**PROBLEM TO SOLVE:** Start to finish, the listing must be rewritten exactly.

**RECORDS PROVIDED:**
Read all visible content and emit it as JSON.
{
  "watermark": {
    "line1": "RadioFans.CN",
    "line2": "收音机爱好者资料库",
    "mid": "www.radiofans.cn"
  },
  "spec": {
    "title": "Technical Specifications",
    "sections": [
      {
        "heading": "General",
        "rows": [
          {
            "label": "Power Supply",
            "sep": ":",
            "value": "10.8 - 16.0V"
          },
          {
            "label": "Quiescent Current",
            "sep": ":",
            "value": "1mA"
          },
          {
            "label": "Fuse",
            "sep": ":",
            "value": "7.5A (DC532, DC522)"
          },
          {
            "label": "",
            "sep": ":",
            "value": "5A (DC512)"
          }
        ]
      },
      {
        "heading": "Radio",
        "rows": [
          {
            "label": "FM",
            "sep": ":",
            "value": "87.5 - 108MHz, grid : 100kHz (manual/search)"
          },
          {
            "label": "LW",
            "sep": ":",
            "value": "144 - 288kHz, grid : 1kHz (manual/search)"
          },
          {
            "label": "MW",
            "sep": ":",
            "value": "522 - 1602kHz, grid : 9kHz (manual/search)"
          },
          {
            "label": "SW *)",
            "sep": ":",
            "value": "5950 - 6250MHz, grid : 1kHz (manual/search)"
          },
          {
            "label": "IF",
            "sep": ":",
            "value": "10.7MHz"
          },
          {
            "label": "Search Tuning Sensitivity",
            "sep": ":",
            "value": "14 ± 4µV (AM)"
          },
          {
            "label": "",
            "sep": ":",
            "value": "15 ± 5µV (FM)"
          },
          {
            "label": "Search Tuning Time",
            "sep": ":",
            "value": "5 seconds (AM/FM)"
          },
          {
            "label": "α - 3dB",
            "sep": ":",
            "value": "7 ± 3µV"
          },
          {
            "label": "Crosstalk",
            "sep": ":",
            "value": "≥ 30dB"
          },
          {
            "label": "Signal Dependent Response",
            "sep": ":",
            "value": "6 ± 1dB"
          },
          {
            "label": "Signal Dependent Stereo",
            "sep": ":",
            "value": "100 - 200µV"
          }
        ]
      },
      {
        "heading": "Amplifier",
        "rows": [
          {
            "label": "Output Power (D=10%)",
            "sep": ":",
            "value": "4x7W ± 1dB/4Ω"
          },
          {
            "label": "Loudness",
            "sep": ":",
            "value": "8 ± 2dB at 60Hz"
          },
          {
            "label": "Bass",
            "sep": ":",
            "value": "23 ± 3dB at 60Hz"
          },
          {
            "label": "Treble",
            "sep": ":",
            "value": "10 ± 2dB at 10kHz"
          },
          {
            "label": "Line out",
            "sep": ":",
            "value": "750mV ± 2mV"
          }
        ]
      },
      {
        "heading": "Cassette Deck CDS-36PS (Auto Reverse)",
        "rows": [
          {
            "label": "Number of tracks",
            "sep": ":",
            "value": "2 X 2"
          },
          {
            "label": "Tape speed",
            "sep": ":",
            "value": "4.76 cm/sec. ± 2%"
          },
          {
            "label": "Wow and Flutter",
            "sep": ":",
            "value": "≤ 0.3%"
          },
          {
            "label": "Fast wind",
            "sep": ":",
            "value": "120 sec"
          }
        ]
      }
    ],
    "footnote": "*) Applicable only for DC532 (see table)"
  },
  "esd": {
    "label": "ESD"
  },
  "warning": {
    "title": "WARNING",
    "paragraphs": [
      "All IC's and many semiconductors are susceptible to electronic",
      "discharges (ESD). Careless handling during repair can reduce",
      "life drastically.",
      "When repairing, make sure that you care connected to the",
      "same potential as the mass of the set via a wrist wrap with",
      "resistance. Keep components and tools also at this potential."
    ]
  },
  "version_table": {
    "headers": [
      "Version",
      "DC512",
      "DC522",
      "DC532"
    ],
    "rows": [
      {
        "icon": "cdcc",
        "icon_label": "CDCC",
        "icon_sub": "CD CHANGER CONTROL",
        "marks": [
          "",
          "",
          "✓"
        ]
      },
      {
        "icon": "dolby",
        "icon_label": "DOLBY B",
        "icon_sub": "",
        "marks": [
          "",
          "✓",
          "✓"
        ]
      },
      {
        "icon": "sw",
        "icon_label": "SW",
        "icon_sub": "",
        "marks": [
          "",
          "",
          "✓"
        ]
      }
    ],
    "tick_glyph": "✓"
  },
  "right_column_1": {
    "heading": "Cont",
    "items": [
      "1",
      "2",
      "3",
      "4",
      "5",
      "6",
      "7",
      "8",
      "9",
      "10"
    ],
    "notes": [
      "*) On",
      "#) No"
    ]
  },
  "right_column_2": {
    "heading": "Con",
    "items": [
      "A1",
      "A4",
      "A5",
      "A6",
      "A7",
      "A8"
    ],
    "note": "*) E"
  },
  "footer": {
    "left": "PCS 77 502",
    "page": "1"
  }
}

**ANSWER TO THE PROBLEM:**
Read all visible content and emit it as JSON.
{
  "watermark": {
    "line1": "RadioFans.CN",
    "line2": "收音机爱好者资料库",
    "mid": "www.radiofans.cn"
  },
  "spec": {
    "title": "Technical Specifications",
    "sections": [
      {
        "heading": "General",
        "rows": [
          {
            "label": "Power Supply",
            "sep": ":",
            "value": "10.8 - 16.0V"
          },
          {
            "label": "Quiescent Current",
            "sep": ":",
            "value": "1mA"
          },
          {
            "label": "Fuse",
            "sep": ":",
            "value": "7.5A (DC532, DC522)"
          },
          {
            "label": "",
            "sep": ":",
            "value": "5A (DC512)"
          }
        ]
      },
      {
        "heading": "Radio",
        "rows": [
          {
            "label": "FM",
            "sep": ":",
            "value": "87.5 - 108MHz, grid : 100kHz (manual/search)"
          },
          {
            "label": "LW",
            "sep": ":",
            "value": "144 - 288kHz, grid : 1kHz (manual/search)"
          },
          {
            "label": "MW",
            "sep": ":",
            "value": "522 - 1602kHz, grid : 9kHz (manual/search)"
          },
          {
            "label": "SW *)",
            "sep": ":",
            "value": "5950 - 6250MHz, grid : 1kHz (manual/search)"
          },
          {
            "label": "IF",
            "sep": ":",
            "value": "10.7MHz"
          },
          {
            "label": "Search Tuning Sensitivity",
            "sep": ":",
            "value": "14 ± 4µV (AM)"
          },
          {
            "label": "",
            "sep": ":",
            "value": "15 ± 5µV (FM)"
          },
          {
            "label": "Search Tuning Time",
            "sep": ":",
            "value": "5 seconds (AM/FM)"
          },
          {
            "label": "α - 3dB",
            "sep": ":",
            "value": "7 ± 3µV"
          },
          {
            "label": "Crosstalk",
            "sep": ":",
            "value": "≥ 30dB"
          },
          {
            "label": "Signal Dependent Response",
            "sep": ":",
            "value": "6 ± 1dB"
          },
          {
            "label": "Signal Dependent Stereo",
            "sep": ":",
            "value": "100 - 200µV"
          }
        ]
      },
      {
        "heading": "Amplifier",
        "rows": [
          {
            "label": "Output Power (D=10%)",
            "sep": ":",
            "value": "4x7W ± 1dB/4Ω"
          },
          {
            "label": "Loudness",
            "sep": ":",
            "value": "8 ± 2dB at 60Hz"
          },
          {
            "label": "Bass",
            "sep": ":",
            "value": "23 ± 3dB at 60Hz"
          },
          {
            "label": "Treble",
            "sep": ":",
            "value": "10 ± 2dB at 10kHz"
          },
          {
            "label": "Line out",
            "sep": ":",
            "value": "750mV ± 2mV"
          }
        ]
      },
      {
        "heading": "Cassette Deck CDS-36PS (Auto Reverse)",
        "rows": [
          {
            "label": "Number of tracks",
            "sep": ":",
            "value": "2 X 2"
          },
          {
            "label": "Tape speed",
            "sep": ":",
            "value": "4.76 cm/sec. ± 2%"
          },
          {
            "label": "Wow and Flutter",
            "sep": ":",
            "value": "≤ 0.3%"
          },
          {
            "label": "Fast wind",
            "sep": ":",
            "value": "120 sec"
          }
        ]
      }
    ],
    "footnote": "*) Applicable only for DC532 (see table)"
  },
  "esd": {
    "label": "ESD"
  },
  "warning": {
    "title": "WARNING",
    "paragraphs": [
      "All IC's and many semiconductors are susceptible to electronic",
      "discharges (ESD). Careless handling during repair can reduce",
      "life drastically.",
      "When repairing, make sure that you care connected to the",
      "same potential as the mass of the set via a wrist wrap with",
      "resistance. Keep components and tools also at this potential."
    ]
  },
  "version_table": {
    "headers": [
      "Version",
      "DC512",
      "DC522",
      "DC532"
    ],
    "rows": [
      {
        "icon": "cdcc",
        "icon_label": "CDCC",
        "icon_sub": "CD CHANGER CONTROL",
        "marks": [
          "",
          "",
          "✓"
        ]
      },
      {
        "icon": "dolby",
        "icon_label": "DOLBY B",
        "icon_sub": "",
        "marks": [
          "",
          "✓",
          "✓"
        ]
      },
      {
        "icon": "sw",
        "icon_label": "SW",
        "icon_sub": "",
        "marks": [
          "",
          "",
          "✓"
        ]
      }
    ],
    "tick_glyph": "✓"
  },
  "right_column_1": {
    "heading": "Cont",
    "items": [
      "1",
      "2",
      "3",
      "4",
      "5",
      "6",
      "7",
      "8",
      "9",
      "10"
    ],
    "notes": [
      "*) On",
      "#) No"
    ]
  },
  "right_column_2": {
    "heading": "Con",
    "items": [
      "A1",
      "A4",
      "A5",
      "A6",
      "A7",
      "A8"
    ],
    "note": "*) E"
  },
  "footer": {
    "left": "PCS 77 502",
    "page": "1"
  }
}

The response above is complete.